● Task prompt: Take the records below and copy them exactly.
Segment Start: Supplied data
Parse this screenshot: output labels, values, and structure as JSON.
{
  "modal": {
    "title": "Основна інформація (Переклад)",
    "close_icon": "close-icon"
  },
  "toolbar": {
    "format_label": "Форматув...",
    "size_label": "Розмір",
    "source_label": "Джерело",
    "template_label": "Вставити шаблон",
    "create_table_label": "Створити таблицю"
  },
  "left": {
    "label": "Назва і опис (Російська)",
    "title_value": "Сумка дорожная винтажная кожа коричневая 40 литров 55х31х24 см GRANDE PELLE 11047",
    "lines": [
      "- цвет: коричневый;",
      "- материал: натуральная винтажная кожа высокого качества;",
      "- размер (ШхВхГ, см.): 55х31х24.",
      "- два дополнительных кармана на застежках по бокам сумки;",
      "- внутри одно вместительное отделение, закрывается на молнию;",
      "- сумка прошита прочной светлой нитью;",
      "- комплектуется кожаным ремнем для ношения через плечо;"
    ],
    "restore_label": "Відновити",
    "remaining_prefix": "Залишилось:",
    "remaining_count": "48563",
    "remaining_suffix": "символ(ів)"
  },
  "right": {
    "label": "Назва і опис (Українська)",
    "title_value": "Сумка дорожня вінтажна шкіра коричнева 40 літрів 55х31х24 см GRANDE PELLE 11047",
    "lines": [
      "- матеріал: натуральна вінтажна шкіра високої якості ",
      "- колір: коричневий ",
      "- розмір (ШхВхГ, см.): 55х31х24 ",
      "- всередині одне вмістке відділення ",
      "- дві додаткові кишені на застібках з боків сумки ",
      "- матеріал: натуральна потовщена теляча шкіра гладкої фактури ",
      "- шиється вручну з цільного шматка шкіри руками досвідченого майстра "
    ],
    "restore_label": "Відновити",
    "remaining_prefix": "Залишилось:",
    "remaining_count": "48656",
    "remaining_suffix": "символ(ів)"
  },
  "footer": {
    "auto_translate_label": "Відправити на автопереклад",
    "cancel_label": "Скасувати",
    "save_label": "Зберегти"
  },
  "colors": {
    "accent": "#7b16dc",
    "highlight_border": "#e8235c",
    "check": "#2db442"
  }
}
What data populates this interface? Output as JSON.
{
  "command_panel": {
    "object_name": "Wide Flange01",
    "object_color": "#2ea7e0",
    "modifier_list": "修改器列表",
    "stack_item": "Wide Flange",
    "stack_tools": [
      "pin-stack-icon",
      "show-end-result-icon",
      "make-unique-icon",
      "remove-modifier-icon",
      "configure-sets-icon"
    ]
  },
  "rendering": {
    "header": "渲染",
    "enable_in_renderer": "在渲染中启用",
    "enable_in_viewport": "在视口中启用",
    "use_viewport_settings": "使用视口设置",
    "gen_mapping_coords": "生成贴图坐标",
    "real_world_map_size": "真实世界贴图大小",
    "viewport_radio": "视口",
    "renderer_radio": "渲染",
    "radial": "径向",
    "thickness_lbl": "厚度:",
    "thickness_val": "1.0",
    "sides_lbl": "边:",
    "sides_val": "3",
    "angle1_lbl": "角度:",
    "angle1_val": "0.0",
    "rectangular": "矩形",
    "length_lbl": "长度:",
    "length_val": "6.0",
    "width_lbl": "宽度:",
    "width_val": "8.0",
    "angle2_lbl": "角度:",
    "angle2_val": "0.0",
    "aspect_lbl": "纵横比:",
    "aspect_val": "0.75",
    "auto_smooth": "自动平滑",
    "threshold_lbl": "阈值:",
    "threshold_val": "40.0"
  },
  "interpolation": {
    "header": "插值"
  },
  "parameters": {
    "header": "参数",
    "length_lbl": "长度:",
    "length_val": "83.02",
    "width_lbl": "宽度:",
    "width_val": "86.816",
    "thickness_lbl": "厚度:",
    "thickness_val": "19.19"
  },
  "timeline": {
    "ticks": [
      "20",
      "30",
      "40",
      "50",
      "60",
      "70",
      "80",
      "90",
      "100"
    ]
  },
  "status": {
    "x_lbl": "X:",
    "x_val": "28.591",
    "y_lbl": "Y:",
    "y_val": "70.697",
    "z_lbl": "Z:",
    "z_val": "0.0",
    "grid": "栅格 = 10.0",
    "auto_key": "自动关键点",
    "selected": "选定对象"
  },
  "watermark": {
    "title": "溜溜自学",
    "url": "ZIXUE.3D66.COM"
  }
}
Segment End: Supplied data
● Solution:
Parse this screenshot: output labels, values, and structure as JSON.
{
  "modal": {
    "title": "Основна інформація (Переклад)",
    "close_icon": "close-icon"
  },
  "toolbar": {
    "format_label": "Форматув...",
    "size_label": "Розмір",
    "source_label": "Джерело",
    "template_label": "Вставити шаблон",
    "create_table_label": "Створити таблицю"
  },
  "left": {
    "label": "Назва і опис (Російська)",
    "title_value": "Сумка дорожная винтажная кожа коричневая 40 литров 55х31х24 см GRANDE PELLE 11047",
    "lines": [
      "- цвет: коричневый;",
      "- материал: натуральная винтажная кожа высокого качества;",
      "- размер (ШхВхГ, см.): 55х31х24.",
      "- два дополнительных кармана на застежках по бокам сумки;",
      "- внутри одно вместительное отделение, закрывается на молнию;",
      "- сумка прошита прочной светлой нитью;",
      "- комплектуется кожаным ремнем для ношения через плечо;"
    ],
    "restore_label": "Відновити",
    "remaining_prefix": "Залишилось:",
    "remaining_count": "48563",
    "remaining_suffix": "символ(ів)"
  },
  "right": {
    "label": "Назва і опис (Українська)",
    "title_value": "Сумка дорожня вінтажна шкіра коричнева 40 літрів 55х31х24 см GRANDE PELLE 11047",
    "lines": [
      "- матеріал: натуральна вінтажна шкіра високої якості ",
      "- колір: коричневий ",
      "- розмір (ШхВхГ, см.): 55х31х24 ",
      "- всередині одне вмістке відділення ",
      "- дві додаткові кишені на застібках з боків сумки ",
      "- матеріал: натуральна потовщена теляча шкіра гладкої фактури ",
      "- шиється вручну з цільного шматка шкіри руками досвідченого майстра "
    ],
    "restore_label": "Відновити",
    "remaining_prefix": "Залишилось:",
    "remaining_count": "48656",
    "remaining_suffix": "символ(ів)"
  },
  "footer": {
    "auto_translate_label": "Відправити на автопереклад",
    "cancel_label": "Скасувати",
    "save_label": "Зберегти"
  },
  "colors": {
    "accent": "#7b16dc",
    "highlight_border": "#e8235c",
    "check": "#2db442"
  }
}
What data populates this interface? Output as JSON.
{
  "command_panel": {
    "object_name": "Wide Flange01",
    "object_color": "#2ea7e0",
    "modifier_list": "修改器列表",
    "stack_item": "Wide Flange",
    "stack_tools": [
      "pin-stack-icon",
      "show-end-result-icon",
      "make-unique-icon",
      "remove-modifier-icon",
      "configure-sets-icon"
    ]
  },
  "rendering": {
    "header": "渲染",
    "enable_in_renderer": "在渲染中启用",
    "enable_in_viewport": "在视口中启用",
    "use_viewport_settings": "使用视口设置",
    "gen_mapping_coords": "生成贴图坐标",
    "real_world_map_size": "真实世界贴图大小",
    "viewport_radio": "视口",
    "renderer_radio": "渲染",
    "radial": "径向",
    "thickness_lbl": "厚度:",
    "thickness_val": "1.0",
    "sides_lbl": "边:",
    "sides_val": "3",
    "angle1_lbl": "角度:",
    "angle1_val": "0.0",
    "rectangular": "矩形",
    "length_lbl": "长度:",
    "length_val": "6.0",
    "width_lbl": "宽度:",
    "width_val": "8.0",
    "angle2_lbl": "角度:",
    "angle2_val": "0.0",
    "aspect_lbl": "纵横比:",
    "aspect_val": "0.75",
    "auto_smooth": "自动平滑",
    "threshold_lbl": "阈值:",
    "threshold_val": "40.0"
  },
  "interpolation": {
    "header": "插值"
  },
  "parameters": {
    "header": "参数",
    "length_lbl": "长度:",
    "length_val": "83.02",
    "width_lbl": "宽度:",
    "width_val": "86.816",
    "thickness_lbl": "厚度:",
    "thickness_val": "19.19"
  },
  "timeline": {
    "ticks": [
      "20",
      "30",
      "40",
      "50",
      "60",
      "70",
      "80",
      "90",
      "100"
    ]
  },
  "status": {
    "x_lbl": "X:",
    "x_val": "28.591",
    "y_lbl": "Y:",
    "y_val": "70.697",
    "z_lbl": "Z:",
    "z_val": "0.0",
    "grid": "栅格 = 10.0",
    "auto_key": "自动关键点",
    "selected": "选定对象"
  },
  "watermark": {
    "title": "溜溜自学",
    "url": "ZIXUE.3D66.COM"
  }
}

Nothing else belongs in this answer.